Contributions impacted by the work test include: non-mandated employer contributions, personal contributions, spouse contributions and government co-contributions. The exclusions to this rule are mandated employer contribution which can always be made and downsizer contributions which are only eligible for those 65 and older.
Current and proposed changes
Legislated on 28 May 2020, Superannuation Legislation Amendment (2020 Measures No. 1) Regulations 2020 has changed the work test requirements. This change to the work test is regarding the age a member must be before they are required to meet the work test when making voluntary contributions. Instead of those between 65 and 74 being required to meet the work test only those between 67 and 74 now need to meet the test in order to make voluntary contributions. Those aged 65 and 66 are able to make these contributions without the work test being met.
Also included in the amendment is an increase to the maximum eligible age for those looking to receive spouse contributions from 69 to 74.
Another proposed measure which would impact on members’ eligibility to make contributions is extending access to the bring-forward arrangement when making non-concessional contributions to include those aged 65 and 66. This has been introduced to parliament in the Treasury Laws Amendment (More Flexible Superannuation) Bill 2020 but has not yet been passed.
This change to the work test and proposed change to the bring-forward rule (assuming it is legislated) does mean that those who were going to turn 65 and had been looking to make non-concessional contributions before being required to meet the work test, do now have more to think about. Those eligible to use the bring-forward rule may have been intending to make a $300,000 non-concessional contribution to take advantage of the final year they could make these non-concessional contributions without meeting the work test, but doing this now may not be the most advantageous way to manage their contributions.
Monica was 64 at 1 July 2019 and will turn 65 on 15 June 2020. At 30 June 2019 Monica’s total superannuation balance was $800,000 and, as such, she was eligible to make non-concessional contributions in the 2020 income year. Monica is also retired and has not worked for several years, so she knows she will not satisfy the work test. Based on these details it was Monica’s intention to take full advantage of her final opportunity to make non-concessional contributions by using the bring-forward rule to make a non-concessional contribution of $300,000 before 15 June 2020.
However, while approaching her 65th birthday Monica heard that there is now an amendment to the legislation which changes the requirement to meet the work test from age 65 to 67 from 1 July 2020. Monica also discovered that there is a proposed change to allow those who are 65 and 66 to make use of the bring-forward arrangement. Due to this, Monica reconsiders her options when it comes to making contributions.
After reviewing her options, Monica decides to only make a non-concessional contribution of $100,000 in the 2020 income year. Monica will then be able to make an additional non-concessional contribution of $100,000 in the 2021 income year and then make use of the bring-forward arrangement to make a non-concessional contribution of $300,000 in the 2022 income year before she turns 67, assuming her total superannuation balance is below the required value and that this change is legislated.

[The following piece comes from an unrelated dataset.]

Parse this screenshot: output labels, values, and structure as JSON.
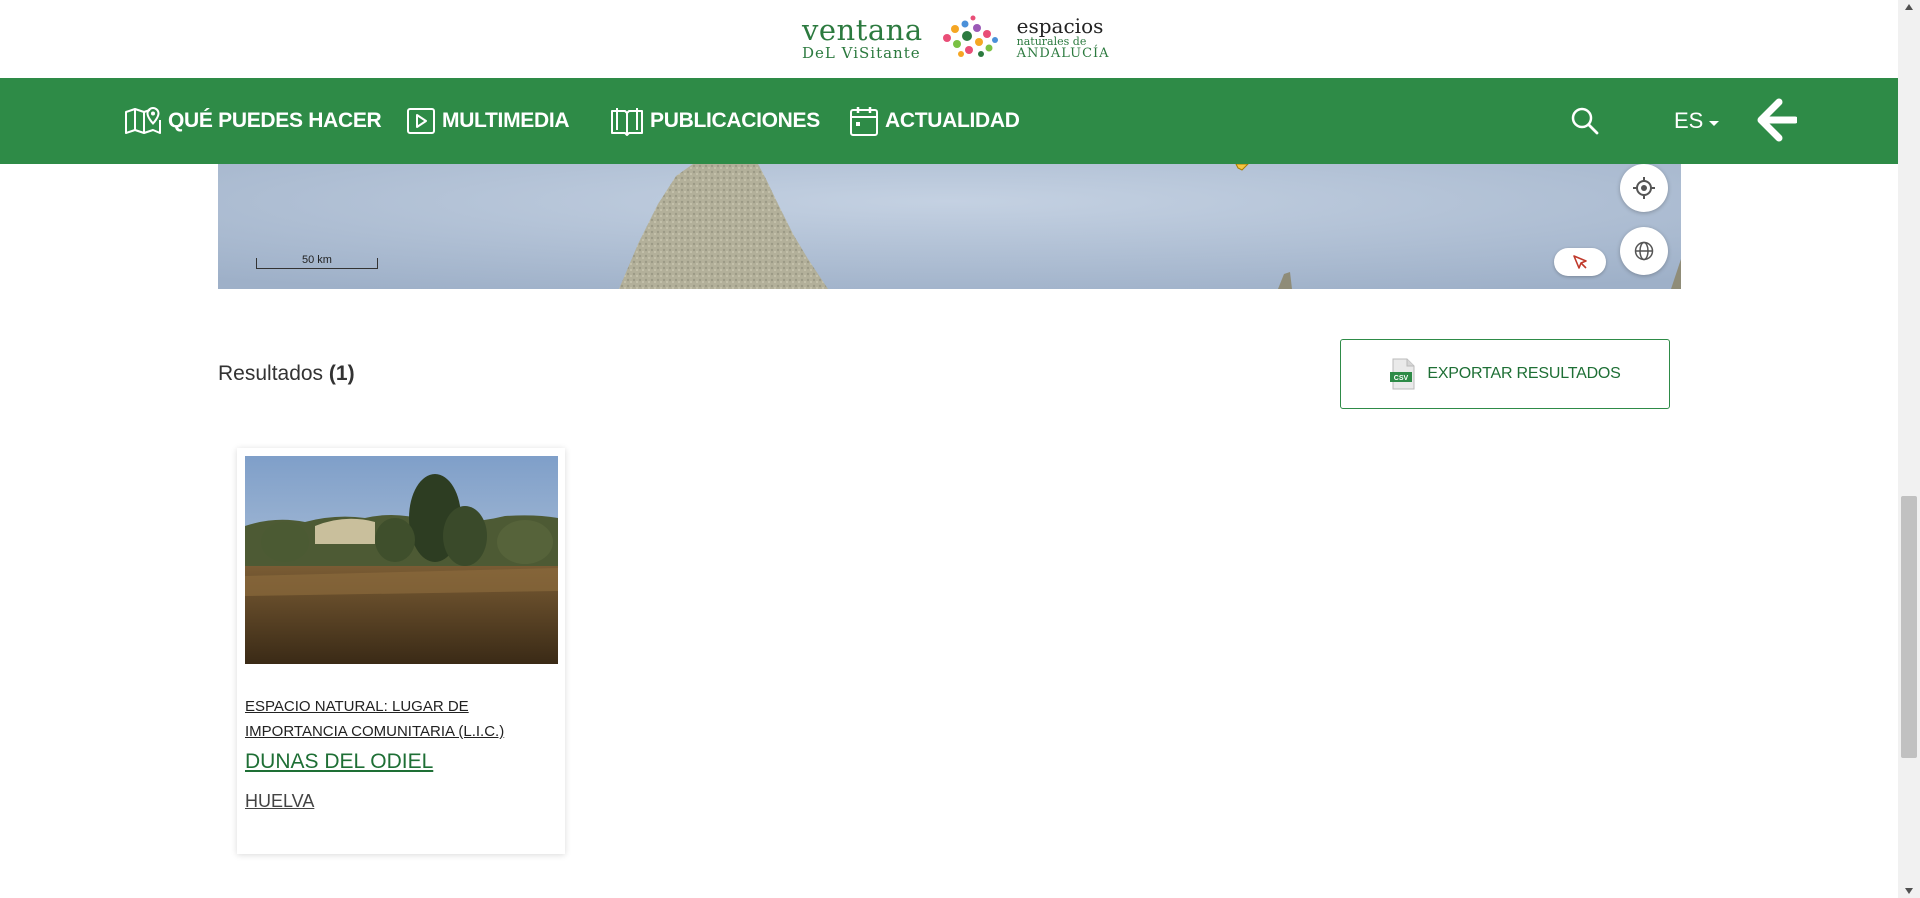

The change to the work test requirements has given Monica two extra years in which to make non-concessional contributions, and other eligible contribution types, to her fund without needing to meet the work test. Assuming the extension of the eligibility for the bring-forward arrangement is legislated in its current form, this allows Monica to make additional non-concessional contributions of $200,000, compared to her original intention of using the bring-forward arrangement in the 2020 income year.
With the change to the work test and the proposed change to the bring-forward arrangement this provides much greater flexibility for those approaching age 65 and under age 67 when it comes to making contributions. Increased opportunities for those approaching retirement to contribute to superannuation can aid in retirement planning and with the recent market volatility impacting many people’s superannuation balances may be very useful going forward.